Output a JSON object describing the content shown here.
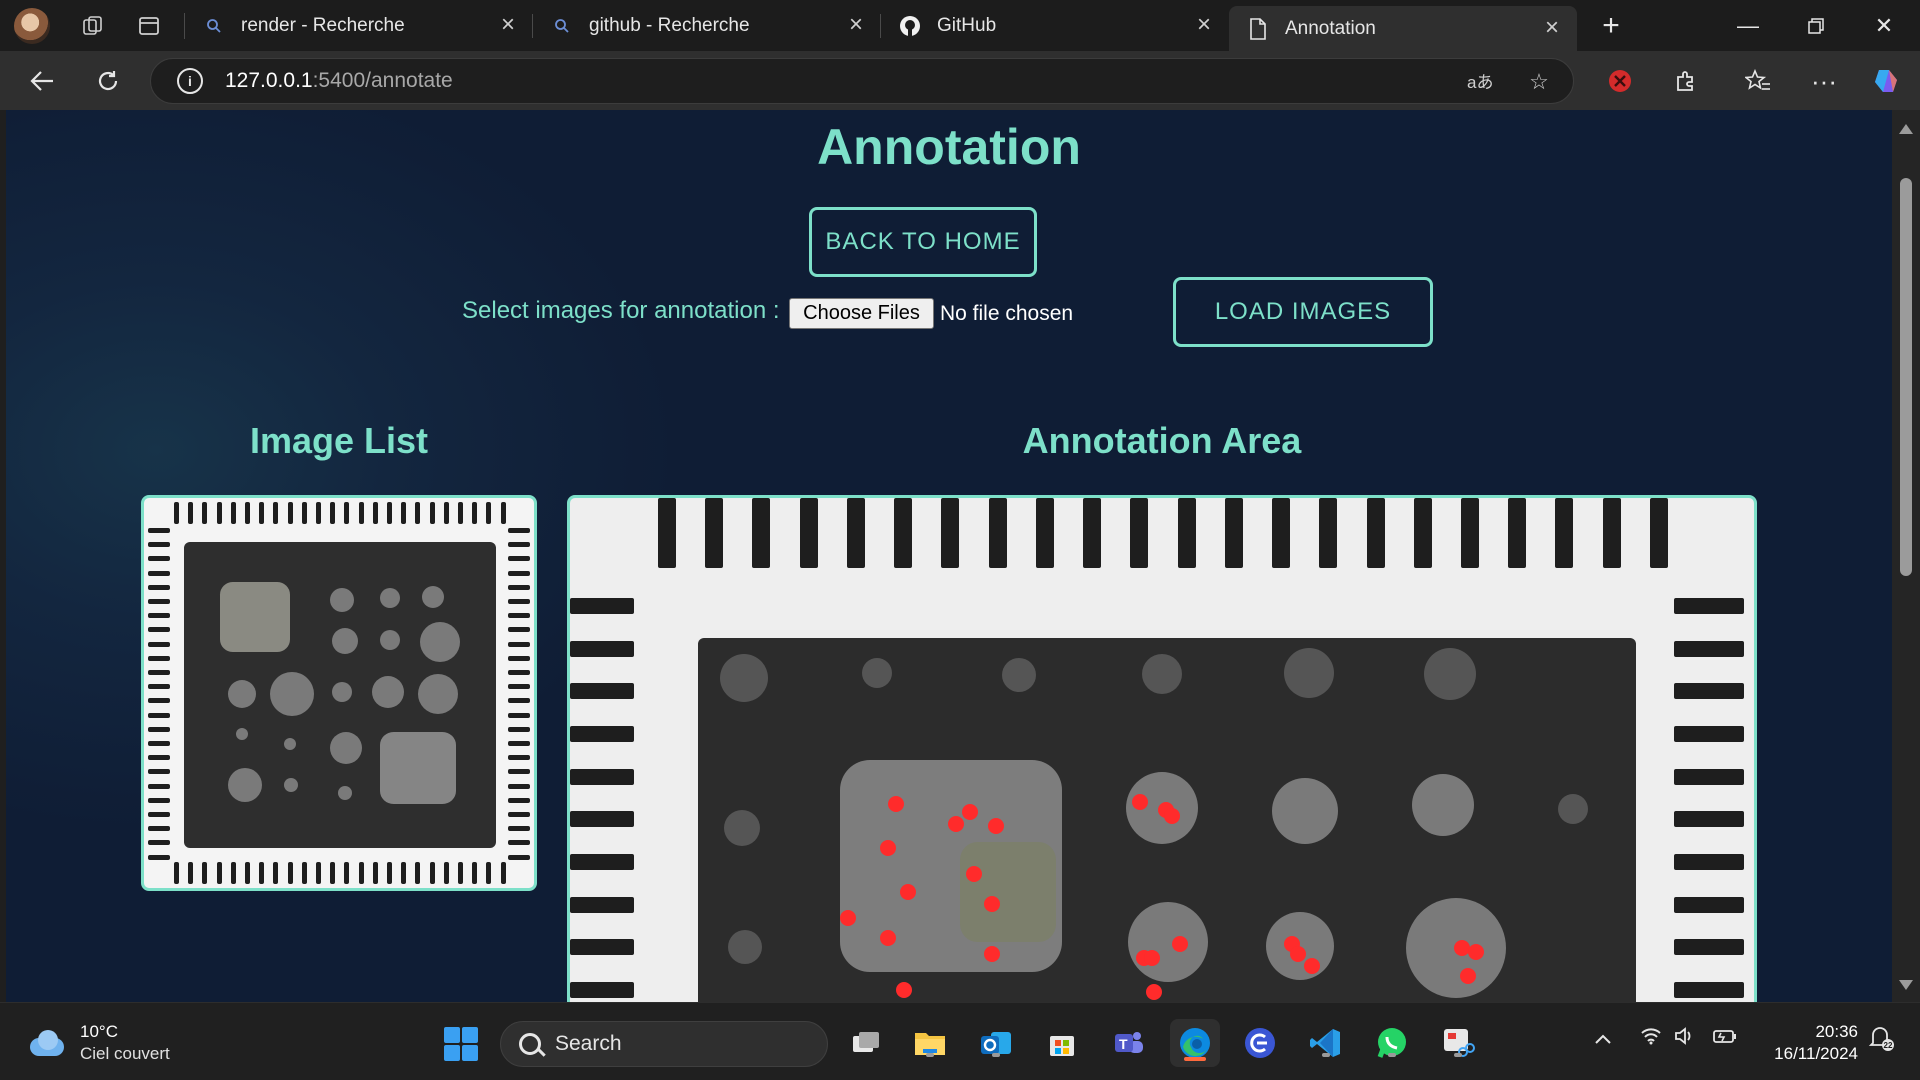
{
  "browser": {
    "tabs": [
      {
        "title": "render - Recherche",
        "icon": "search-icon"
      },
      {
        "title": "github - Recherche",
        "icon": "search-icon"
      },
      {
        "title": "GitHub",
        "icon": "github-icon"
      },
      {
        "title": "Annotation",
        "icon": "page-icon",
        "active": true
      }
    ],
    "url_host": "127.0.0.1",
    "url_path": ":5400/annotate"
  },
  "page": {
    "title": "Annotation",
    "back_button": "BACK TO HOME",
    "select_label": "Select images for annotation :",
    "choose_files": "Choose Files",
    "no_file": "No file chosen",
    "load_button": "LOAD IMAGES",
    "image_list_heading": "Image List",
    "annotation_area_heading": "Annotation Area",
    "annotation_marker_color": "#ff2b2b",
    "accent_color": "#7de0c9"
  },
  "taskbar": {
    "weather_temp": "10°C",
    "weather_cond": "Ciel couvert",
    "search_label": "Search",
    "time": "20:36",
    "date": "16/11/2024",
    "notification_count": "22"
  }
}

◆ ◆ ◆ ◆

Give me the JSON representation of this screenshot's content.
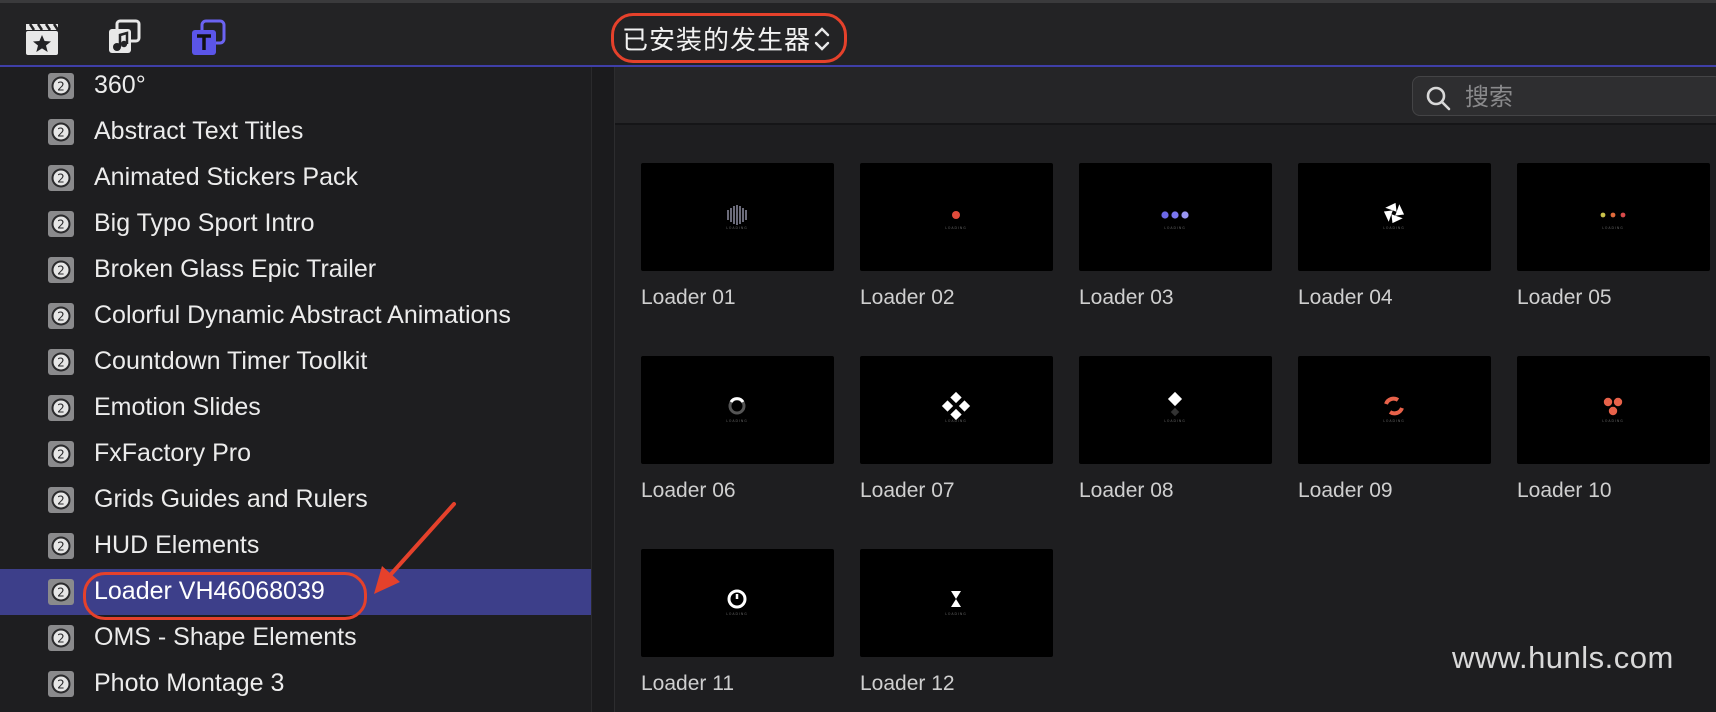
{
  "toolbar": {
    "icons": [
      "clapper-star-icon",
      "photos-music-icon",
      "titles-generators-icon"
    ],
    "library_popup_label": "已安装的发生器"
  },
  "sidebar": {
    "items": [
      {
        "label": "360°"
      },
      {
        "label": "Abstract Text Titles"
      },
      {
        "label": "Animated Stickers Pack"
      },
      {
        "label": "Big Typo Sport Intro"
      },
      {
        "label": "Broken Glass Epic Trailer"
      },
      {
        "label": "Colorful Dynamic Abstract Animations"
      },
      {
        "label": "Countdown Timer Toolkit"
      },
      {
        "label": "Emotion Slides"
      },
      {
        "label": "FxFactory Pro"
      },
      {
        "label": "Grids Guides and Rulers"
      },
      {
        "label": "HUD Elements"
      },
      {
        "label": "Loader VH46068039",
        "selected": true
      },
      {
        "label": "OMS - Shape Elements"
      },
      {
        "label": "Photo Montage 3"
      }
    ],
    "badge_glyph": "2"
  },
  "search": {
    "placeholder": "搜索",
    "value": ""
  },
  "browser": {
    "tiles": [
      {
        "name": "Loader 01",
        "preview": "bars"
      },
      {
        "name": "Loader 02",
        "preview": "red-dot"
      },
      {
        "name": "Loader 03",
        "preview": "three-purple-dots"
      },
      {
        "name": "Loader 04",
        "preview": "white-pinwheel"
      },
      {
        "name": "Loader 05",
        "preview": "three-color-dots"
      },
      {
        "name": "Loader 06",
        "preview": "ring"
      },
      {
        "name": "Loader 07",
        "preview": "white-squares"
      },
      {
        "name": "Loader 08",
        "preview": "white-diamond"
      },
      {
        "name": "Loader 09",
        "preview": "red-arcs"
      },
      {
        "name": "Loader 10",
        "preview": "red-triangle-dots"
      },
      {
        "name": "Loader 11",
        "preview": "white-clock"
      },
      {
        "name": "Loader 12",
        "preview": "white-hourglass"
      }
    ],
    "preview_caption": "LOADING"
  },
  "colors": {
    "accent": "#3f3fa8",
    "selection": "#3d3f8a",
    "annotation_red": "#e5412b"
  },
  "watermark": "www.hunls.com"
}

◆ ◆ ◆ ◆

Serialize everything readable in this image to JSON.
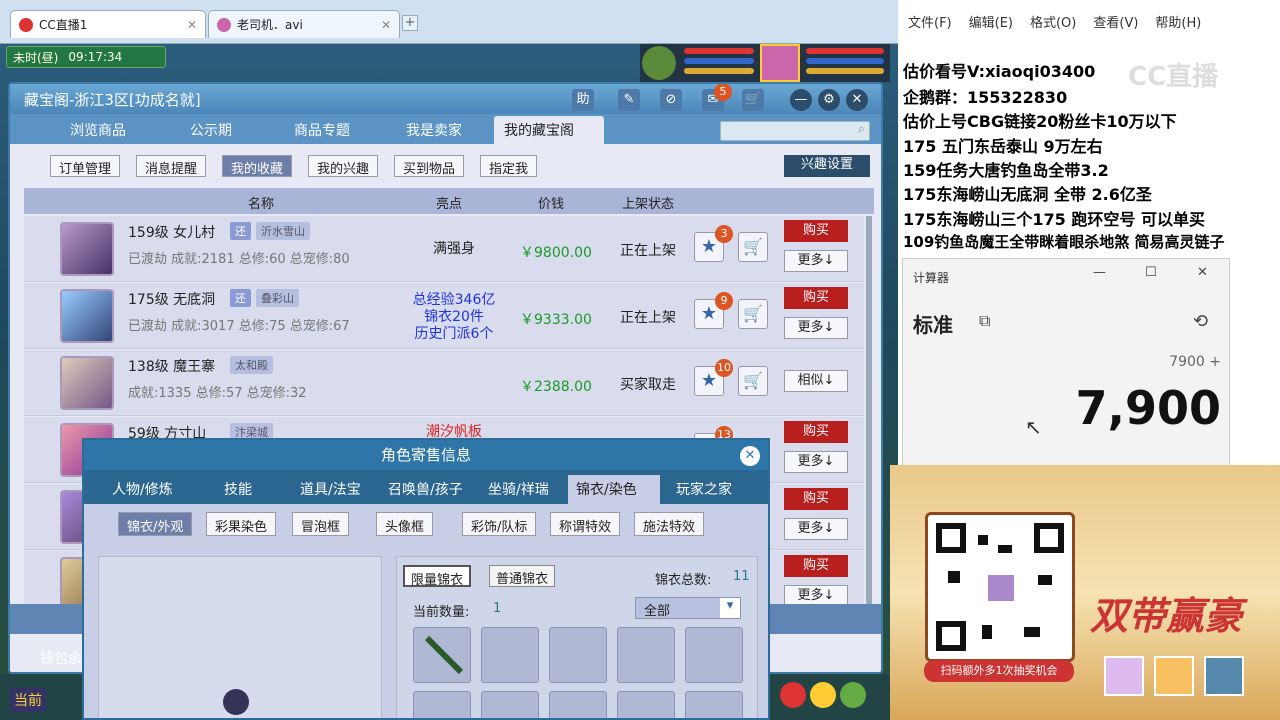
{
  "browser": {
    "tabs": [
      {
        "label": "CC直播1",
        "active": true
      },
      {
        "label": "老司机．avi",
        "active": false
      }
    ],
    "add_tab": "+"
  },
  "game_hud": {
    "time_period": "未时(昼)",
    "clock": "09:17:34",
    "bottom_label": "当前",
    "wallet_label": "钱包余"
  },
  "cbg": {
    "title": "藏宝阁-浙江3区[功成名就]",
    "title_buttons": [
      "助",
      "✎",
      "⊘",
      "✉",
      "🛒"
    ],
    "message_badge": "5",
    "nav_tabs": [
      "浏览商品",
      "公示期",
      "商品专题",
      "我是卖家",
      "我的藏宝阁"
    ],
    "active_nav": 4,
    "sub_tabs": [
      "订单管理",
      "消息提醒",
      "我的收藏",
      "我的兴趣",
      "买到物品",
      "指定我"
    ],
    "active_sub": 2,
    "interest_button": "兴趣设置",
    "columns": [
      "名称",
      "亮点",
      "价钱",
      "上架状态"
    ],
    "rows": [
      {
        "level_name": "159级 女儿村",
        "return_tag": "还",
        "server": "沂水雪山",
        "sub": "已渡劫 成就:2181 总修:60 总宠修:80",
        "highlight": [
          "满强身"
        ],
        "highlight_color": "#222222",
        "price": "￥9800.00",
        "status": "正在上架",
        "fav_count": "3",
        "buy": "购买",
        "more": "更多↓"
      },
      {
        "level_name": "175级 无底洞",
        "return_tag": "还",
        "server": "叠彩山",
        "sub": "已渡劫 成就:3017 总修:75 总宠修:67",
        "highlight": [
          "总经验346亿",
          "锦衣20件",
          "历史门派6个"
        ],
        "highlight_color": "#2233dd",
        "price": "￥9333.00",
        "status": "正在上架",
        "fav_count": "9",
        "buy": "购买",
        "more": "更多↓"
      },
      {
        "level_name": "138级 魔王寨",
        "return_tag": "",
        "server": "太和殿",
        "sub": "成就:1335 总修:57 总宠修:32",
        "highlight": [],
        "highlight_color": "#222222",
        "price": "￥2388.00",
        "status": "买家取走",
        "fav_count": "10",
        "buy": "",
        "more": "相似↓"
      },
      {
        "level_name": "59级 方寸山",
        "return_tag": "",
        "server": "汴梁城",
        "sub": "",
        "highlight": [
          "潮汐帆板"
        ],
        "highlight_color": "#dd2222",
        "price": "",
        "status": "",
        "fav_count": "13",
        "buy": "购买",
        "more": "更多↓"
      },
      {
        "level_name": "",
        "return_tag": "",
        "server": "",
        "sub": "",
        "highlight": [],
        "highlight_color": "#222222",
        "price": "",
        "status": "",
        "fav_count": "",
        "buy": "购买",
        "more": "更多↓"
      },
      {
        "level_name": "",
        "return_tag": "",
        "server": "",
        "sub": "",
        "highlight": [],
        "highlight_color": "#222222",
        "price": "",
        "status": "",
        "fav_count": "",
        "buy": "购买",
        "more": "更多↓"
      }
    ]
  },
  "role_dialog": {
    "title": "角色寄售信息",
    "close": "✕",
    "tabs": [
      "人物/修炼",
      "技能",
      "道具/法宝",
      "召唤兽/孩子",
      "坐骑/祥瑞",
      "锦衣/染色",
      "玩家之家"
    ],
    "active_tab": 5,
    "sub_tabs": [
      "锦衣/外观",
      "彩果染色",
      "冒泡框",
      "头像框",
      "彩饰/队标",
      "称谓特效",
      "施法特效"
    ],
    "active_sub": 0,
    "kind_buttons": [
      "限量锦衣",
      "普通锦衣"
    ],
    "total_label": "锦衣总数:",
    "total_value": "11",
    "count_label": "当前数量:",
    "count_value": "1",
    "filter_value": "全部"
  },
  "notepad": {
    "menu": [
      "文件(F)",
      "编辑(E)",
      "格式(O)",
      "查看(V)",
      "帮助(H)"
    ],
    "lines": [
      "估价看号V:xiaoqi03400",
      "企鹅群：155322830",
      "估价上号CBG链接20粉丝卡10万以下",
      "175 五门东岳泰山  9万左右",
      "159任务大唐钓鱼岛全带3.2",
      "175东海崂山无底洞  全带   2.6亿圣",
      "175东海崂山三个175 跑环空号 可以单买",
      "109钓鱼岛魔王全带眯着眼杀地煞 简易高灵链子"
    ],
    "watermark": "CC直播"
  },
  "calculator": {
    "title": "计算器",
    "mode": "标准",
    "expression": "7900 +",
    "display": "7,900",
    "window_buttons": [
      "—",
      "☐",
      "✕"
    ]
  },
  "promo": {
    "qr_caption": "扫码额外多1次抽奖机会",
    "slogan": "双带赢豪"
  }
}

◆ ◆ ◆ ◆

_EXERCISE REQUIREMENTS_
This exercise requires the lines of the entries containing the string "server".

_RESULT BELOW_
        "server": "沂水雪山",
        "server": "叠彩山",
        "server": "太和殿",
        "server": "汴梁城",
        "server": "",
        "server": "",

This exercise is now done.